═══ Extracted entries
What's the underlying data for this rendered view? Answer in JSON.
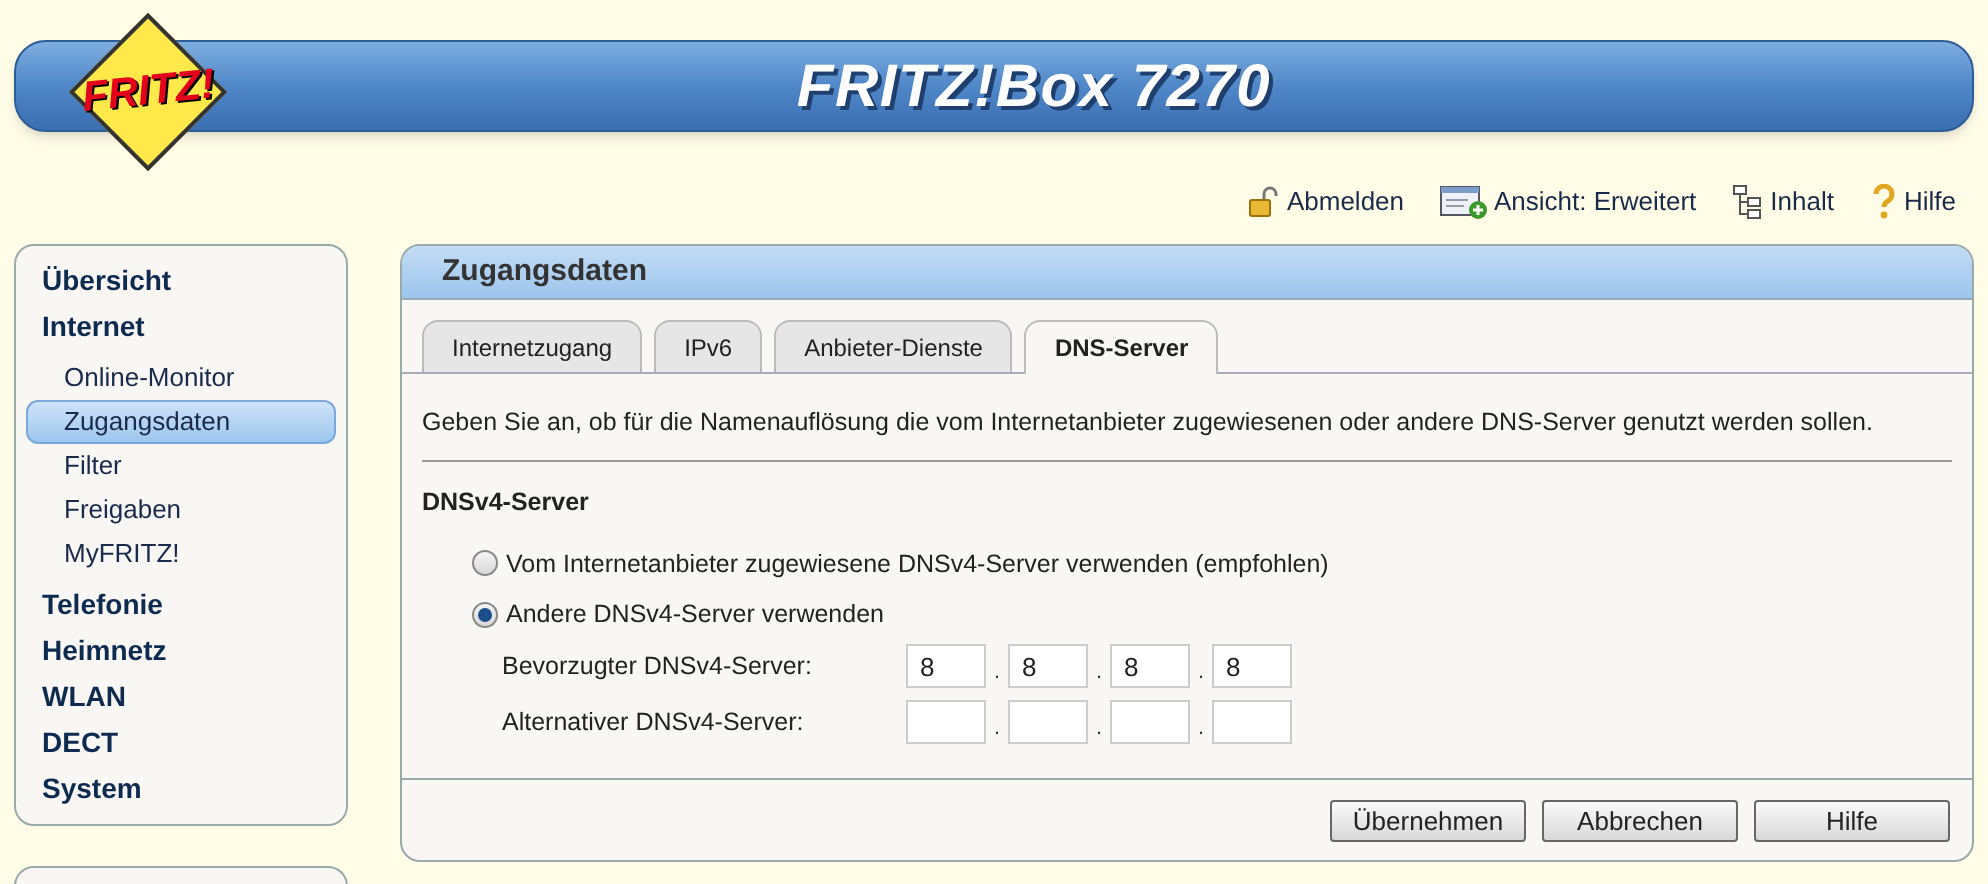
{
  "header": {
    "logo": "FRITZ!",
    "title": "FRITZ!Box 7270"
  },
  "top_links": [
    {
      "label": "Abmelden",
      "kind": "logout"
    },
    {
      "label": "Ansicht: Erweitert",
      "kind": "view"
    },
    {
      "label": "Inhalt",
      "kind": "content"
    },
    {
      "label": "Hilfe",
      "kind": "help"
    }
  ],
  "sidebar": {
    "items": [
      {
        "label": "Übersicht",
        "selected": false
      },
      {
        "label": "Internet",
        "selected": false,
        "children": [
          {
            "label": "Online-Monitor",
            "selected": false
          },
          {
            "label": "Zugangsdaten",
            "selected": true
          },
          {
            "label": "Filter",
            "selected": false
          },
          {
            "label": "Freigaben",
            "selected": false
          },
          {
            "label": "MyFRITZ!",
            "selected": false
          }
        ]
      },
      {
        "label": "Telefonie",
        "selected": false
      },
      {
        "label": "Heimnetz",
        "selected": false
      },
      {
        "label": "WLAN",
        "selected": false
      },
      {
        "label": "DECT",
        "selected": false
      },
      {
        "label": "System",
        "selected": false
      }
    ]
  },
  "panel": {
    "title": "Zugangsdaten",
    "tabs": [
      {
        "label": "Internetzugang",
        "selected": false
      },
      {
        "label": "IPv6",
        "selected": false
      },
      {
        "label": "Anbieter-Dienste",
        "selected": false
      },
      {
        "label": "DNS-Server",
        "selected": true
      }
    ],
    "intro": "Geben Sie an, ob für die Namenauflösung die vom Internetanbieter zugewiesenen oder andere DNS-Server genutzt werden sollen.",
    "section_title": "DNSv4-Server",
    "options": [
      {
        "label": "Vom Internetanbieter zugewiesene DNSv4-Server verwenden (empfohlen)",
        "selected": false
      },
      {
        "label": "Andere DNSv4-Server verwenden",
        "selected": true
      }
    ],
    "servers": [
      {
        "label": "Bevorzugter DNSv4-Server:",
        "octets": [
          {
            "kind": "octet",
            "value": "8"
          },
          {
            "kind": "octet",
            "value": "8"
          },
          {
            "kind": "octet",
            "value": "8"
          },
          {
            "kind": "octet",
            "value": "8"
          }
        ]
      },
      {
        "label": "Alternativer DNSv4-Server:",
        "octets": [
          {
            "kind": "octet"
          },
          {
            "kind": "octet"
          },
          {
            "kind": "octet"
          },
          {
            "kind": "octet"
          }
        ]
      }
    ],
    "separator": ".",
    "buttons": [
      "Übernehmen",
      "Abbrechen",
      "Hilfe"
    ]
  }
}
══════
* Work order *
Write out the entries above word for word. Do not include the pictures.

* Answer box *
What's the underlying data for this rendered view? Answer in JSON.
{
  "header": {
    "logo": "FRITZ!",
    "title": "FRITZ!Box 7270"
  },
  "top_links": [
    {
      "label": "Abmelden",
      "kind": "logout"
    },
    {
      "label": "Ansicht: Erweitert",
      "kind": "view"
    },
    {
      "label": "Inhalt",
      "kind": "content"
    },
    {
      "label": "Hilfe",
      "kind": "help"
    }
  ],
  "sidebar": {
    "items": [
      {
        "label": "Übersicht",
        "selected": false
      },
      {
        "label": "Internet",
        "selected": false,
        "children": [
          {
            "label": "Online-Monitor",
            "selected": false
          },
          {
            "label": "Zugangsdaten",
            "selected": true
          },
          {
            "label": "Filter",
            "selected": false
          },
          {
            "label": "Freigaben",
            "selected": false
          },
          {
            "label": "MyFRITZ!",
            "selected": false
          }
        ]
      },
      {
        "label": "Telefonie",
        "selected": false
      },
      {
        "label": "Heimnetz",
        "selected": false
      },
      {
        "label": "WLAN",
        "selected": false
      },
      {
        "label": "DECT",
        "selected": false
      },
      {
        "label": "System",
        "selected": false
      }
    ]
  },
  "panel": {
    "title": "Zugangsdaten",
    "tabs": [
      {
        "label": "Internetzugang",
        "selected": false
      },
      {
        "label": "IPv6",
        "selected": false
      },
      {
        "label": "Anbieter-Dienste",
        "selected": false
      },
      {
        "label": "DNS-Server",
        "selected": true
      }
    ],
    "intro": "Geben Sie an, ob für die Namenauflösung die vom Internetanbieter zugewiesenen oder andere DNS-Server genutzt werden sollen.",
    "section_title": "DNSv4-Server",
    "options": [
      {
        "label": "Vom Internetanbieter zugewiesene DNSv4-Server verwenden (empfohlen)",
        "selected": false
      },
      {
        "label": "Andere DNSv4-Server verwenden",
        "selected": true
      }
    ],
    "servers": [
      {
        "label": "Bevorzugter DNSv4-Server:",
        "octets": [
          {
            "kind": "octet",
            "value": "8"
          },
          {
            "kind": "octet",
            "value": "8"
          },
          {
            "kind": "octet",
            "value": "8"
          },
          {
            "kind": "octet",
            "value": "8"
          }
        ]
      },
      {
        "label": "Alternativer DNSv4-Server:",
        "octets": [
          {
            "kind": "octet"
          },
          {
            "kind": "octet"
          },
          {
            "kind": "octet"
          },
          {
            "kind": "octet"
          }
        ]
      }
    ],
    "separator": ".",
    "buttons": [
      "Übernehmen",
      "Abbrechen",
      "Hilfe"
    ]
  }
}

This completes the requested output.